One main explanation for the income situation in the Bronx has to do with low wages for service occupation workers. This map shows the growing concentration of service workers in the west Bronx. Wages for retail, food service, security guards, home health aides, tourism, hotel and office cleaning staff continue to make it difficult for workers who ensure the City runs well to find an affordable place to live within the five boroughs. A rise in wages for service workers would go a long way to ensuring their ability to live in the City they work in.
While wages have stagnated or declined, rents have continued to skyrocket. This data from 2011 shows the degree to which rents had risen over inflation across the City. New data for 2014 will be out later this year, and it is all but certain that rents have continued to increase much faster than inflation in recent years.
It’s no surprise that rising rents and stagnating wages will result in an affordability crisis. What may be surprising is the concentration of households who spend more than half of their income on rent in the Bronx. People priced out of other boroughs continue to come to the Bronx, the borough with the lowest asking rents. Yet rents are rising dramatically here as well, and the result is the largest concentration of families living paycheck to paycheck in the nation.
The affordability crisis has also led to a rise in the number of residential evictions and possessions in the Bronx. According to accounts from numerous owners and managers, more and more working families face eviction because their incomes are not sufficient to meet the monthly rent bill.
Still, many other families are able to make ends meet through creative measures. These Rooms For Rent signs proliferate throughout the Bronx. In a recent visit to an ESL class run by a local nonprofit, a majority of students said they lived in a shared apartment.
Census data backs up these accounts. The percent of renter households living in crowded conditions continues to rise, and is the highest in the Bronx, at all of the levels of overcrowding captured in the Census, with impact on both privacy for families, and on the operating and maintenance expenses for a building.

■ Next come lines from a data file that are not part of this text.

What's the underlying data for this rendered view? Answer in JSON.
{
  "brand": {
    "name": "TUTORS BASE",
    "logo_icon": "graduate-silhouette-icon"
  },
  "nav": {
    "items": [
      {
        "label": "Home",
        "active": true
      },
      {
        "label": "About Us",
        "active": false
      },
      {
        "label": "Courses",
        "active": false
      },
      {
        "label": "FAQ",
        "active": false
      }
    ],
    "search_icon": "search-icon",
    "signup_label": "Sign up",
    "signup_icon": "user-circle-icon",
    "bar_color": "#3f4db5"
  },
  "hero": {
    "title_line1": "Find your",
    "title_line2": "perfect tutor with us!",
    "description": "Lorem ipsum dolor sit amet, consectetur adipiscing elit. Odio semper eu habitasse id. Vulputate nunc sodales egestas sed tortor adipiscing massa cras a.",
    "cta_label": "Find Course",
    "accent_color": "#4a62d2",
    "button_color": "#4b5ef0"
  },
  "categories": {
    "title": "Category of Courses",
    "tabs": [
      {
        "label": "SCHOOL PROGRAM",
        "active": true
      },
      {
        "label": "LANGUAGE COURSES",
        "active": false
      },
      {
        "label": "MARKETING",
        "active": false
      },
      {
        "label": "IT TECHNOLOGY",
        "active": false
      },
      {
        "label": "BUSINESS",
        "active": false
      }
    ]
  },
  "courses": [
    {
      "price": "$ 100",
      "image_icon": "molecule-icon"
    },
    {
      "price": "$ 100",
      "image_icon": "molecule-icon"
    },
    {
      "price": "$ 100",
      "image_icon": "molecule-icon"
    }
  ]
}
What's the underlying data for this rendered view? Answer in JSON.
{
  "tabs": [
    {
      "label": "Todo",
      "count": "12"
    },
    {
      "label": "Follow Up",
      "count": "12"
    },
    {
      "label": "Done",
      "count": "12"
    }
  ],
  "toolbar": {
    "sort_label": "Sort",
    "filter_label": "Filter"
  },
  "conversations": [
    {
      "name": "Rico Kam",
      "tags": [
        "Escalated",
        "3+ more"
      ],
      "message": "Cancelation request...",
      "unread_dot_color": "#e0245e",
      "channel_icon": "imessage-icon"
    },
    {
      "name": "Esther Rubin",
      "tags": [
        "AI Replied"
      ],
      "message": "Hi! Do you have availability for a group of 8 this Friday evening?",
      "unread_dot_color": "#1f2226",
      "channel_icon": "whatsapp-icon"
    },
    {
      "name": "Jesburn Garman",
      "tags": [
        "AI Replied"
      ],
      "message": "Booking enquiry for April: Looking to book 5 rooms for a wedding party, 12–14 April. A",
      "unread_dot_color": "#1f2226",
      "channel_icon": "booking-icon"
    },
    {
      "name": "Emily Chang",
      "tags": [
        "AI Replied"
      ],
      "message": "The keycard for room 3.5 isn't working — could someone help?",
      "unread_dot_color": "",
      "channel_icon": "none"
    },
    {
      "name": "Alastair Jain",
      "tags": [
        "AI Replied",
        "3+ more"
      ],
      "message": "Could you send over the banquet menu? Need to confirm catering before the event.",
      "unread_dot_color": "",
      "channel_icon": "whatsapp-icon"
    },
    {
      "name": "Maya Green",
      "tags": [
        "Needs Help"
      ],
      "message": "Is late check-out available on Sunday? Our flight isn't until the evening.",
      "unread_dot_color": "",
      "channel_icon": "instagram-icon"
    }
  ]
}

While the data can paint a bleak picture, consider that the people of the Bronx operate with creativity and ingenuity to make the rent, not unlike the Rent Parties of Harlem 60-90 years ago. And the opportunity for organizing around wage increases and tenant protections abound.
Up tomorrow, the update on prices, profitability, and quality of the housing stock, and what questions this all leaves us with.